FBI Terrorism Stings Make Country Less Safe

Focusing on trapping bumbling fools like Nafis draws antiterrorism resources away from potential real threats


When Mario Buda blew up the first car bomb, in 1920 in front of the U.S. Sub-Treasury on Wall Street, he had something in common with Quazi Mohammad Rezwanul Ahsan Nafis, who is accused of trying to do more or less the same thing this week in front of the New York Federal Reserve building a few blocks away: Both wanted to harm the U.S. through a symbol of its financial center.

There was also a big difference.

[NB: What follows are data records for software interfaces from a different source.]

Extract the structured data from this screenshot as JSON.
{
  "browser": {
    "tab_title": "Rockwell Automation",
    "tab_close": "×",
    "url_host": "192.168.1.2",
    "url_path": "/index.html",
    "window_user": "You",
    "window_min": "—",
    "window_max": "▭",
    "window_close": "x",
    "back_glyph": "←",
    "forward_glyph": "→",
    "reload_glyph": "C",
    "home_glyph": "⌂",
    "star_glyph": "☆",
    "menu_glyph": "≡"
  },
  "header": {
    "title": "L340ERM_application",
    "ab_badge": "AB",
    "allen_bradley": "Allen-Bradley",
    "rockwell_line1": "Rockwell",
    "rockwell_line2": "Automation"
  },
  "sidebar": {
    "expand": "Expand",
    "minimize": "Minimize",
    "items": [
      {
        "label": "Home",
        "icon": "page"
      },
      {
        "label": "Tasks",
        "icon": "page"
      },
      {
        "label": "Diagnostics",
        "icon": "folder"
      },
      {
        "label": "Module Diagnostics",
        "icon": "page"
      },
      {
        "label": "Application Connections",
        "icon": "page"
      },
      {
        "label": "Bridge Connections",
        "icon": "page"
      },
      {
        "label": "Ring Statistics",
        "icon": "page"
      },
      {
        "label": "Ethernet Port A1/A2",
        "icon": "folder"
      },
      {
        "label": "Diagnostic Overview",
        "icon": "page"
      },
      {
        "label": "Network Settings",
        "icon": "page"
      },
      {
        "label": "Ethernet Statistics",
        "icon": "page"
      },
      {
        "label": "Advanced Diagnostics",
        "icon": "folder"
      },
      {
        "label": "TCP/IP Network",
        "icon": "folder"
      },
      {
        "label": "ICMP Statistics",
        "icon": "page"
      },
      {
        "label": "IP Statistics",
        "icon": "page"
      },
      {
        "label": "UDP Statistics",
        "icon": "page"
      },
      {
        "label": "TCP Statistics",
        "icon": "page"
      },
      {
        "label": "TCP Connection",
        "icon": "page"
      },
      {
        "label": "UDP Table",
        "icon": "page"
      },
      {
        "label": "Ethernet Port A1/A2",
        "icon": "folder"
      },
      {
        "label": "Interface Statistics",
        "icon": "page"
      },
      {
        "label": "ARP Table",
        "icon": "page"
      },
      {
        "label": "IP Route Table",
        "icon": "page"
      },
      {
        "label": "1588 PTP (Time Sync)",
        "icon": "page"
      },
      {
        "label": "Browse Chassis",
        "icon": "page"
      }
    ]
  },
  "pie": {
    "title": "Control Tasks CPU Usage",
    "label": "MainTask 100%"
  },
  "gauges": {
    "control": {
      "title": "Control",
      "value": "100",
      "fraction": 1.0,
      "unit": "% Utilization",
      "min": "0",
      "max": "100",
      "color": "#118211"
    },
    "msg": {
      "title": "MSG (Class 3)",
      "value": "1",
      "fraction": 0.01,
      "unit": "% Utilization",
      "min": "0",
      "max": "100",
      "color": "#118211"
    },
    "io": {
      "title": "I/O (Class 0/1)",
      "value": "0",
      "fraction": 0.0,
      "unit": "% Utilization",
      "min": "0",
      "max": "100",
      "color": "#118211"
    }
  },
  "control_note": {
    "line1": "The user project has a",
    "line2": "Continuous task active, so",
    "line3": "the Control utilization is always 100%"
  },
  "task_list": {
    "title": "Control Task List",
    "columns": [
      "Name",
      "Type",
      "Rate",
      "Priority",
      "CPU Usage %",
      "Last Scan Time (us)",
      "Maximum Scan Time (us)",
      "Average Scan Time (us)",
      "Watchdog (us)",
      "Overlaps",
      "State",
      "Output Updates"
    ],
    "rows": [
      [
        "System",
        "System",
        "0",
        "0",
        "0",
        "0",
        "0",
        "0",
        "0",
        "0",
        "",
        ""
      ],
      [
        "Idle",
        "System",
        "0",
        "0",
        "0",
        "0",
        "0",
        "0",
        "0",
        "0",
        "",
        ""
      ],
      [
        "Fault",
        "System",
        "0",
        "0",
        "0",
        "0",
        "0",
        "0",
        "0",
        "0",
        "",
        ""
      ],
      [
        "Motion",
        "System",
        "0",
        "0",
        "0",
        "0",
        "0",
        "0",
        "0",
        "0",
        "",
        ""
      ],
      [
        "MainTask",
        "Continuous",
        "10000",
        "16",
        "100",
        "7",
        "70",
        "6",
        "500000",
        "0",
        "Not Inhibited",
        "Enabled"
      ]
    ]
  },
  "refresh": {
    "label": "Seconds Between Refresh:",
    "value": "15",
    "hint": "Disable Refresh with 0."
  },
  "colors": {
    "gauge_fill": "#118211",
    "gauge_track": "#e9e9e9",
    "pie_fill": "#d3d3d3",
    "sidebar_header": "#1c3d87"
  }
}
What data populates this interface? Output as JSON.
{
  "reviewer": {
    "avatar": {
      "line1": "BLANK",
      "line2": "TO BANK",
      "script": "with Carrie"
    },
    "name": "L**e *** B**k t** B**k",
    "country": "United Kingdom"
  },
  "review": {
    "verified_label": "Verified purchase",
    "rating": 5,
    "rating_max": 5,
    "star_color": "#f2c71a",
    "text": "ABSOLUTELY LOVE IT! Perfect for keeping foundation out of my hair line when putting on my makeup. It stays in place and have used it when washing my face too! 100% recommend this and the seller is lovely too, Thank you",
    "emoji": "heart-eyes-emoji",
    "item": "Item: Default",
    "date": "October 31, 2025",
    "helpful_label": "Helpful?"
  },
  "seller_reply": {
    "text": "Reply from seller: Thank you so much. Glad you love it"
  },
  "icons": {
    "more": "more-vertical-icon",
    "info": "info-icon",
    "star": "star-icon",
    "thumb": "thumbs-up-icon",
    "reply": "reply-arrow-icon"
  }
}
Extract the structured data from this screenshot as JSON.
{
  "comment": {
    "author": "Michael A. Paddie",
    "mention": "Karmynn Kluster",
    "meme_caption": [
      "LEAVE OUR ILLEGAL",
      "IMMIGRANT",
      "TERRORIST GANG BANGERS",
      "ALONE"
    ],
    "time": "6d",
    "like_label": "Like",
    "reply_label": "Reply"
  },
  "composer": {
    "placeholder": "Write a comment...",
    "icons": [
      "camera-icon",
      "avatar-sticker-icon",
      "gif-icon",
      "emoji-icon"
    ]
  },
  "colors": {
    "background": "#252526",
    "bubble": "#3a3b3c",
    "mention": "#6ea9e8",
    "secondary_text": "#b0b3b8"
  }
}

Buda, who escaped to Italy and was never brought to justice, belonged to an extended ring of anarchists who planned and executed terrorist attacks including the spectacular seven-city midnight attacks in June 1919. Nafis, on the other hand, hoped to connect himself to al- Qaeda, yet was acting almost in isolation—except for the Federal Bureau of Investigation and New York Police Department agents who had set him up, strung him along and given him his 1,000 pound fake bomb. In plain English, Nafis was a patsy.

Should we care? Since 2004, the most impressive visible domestic victories against terrorism have involved elaborate sting operations. (Faisal Shahzad, who set a car bomb in New York's Times Square, would have succeeded if two street vendors hadn't noticed smoke coming from the car.) Since Congress closed domestic courts to prosecutions of terrorists held in Guantanamo Bay, Cuba, all the high-profile terror convictions in U.S. courts have come from setup operations except for Shahzad.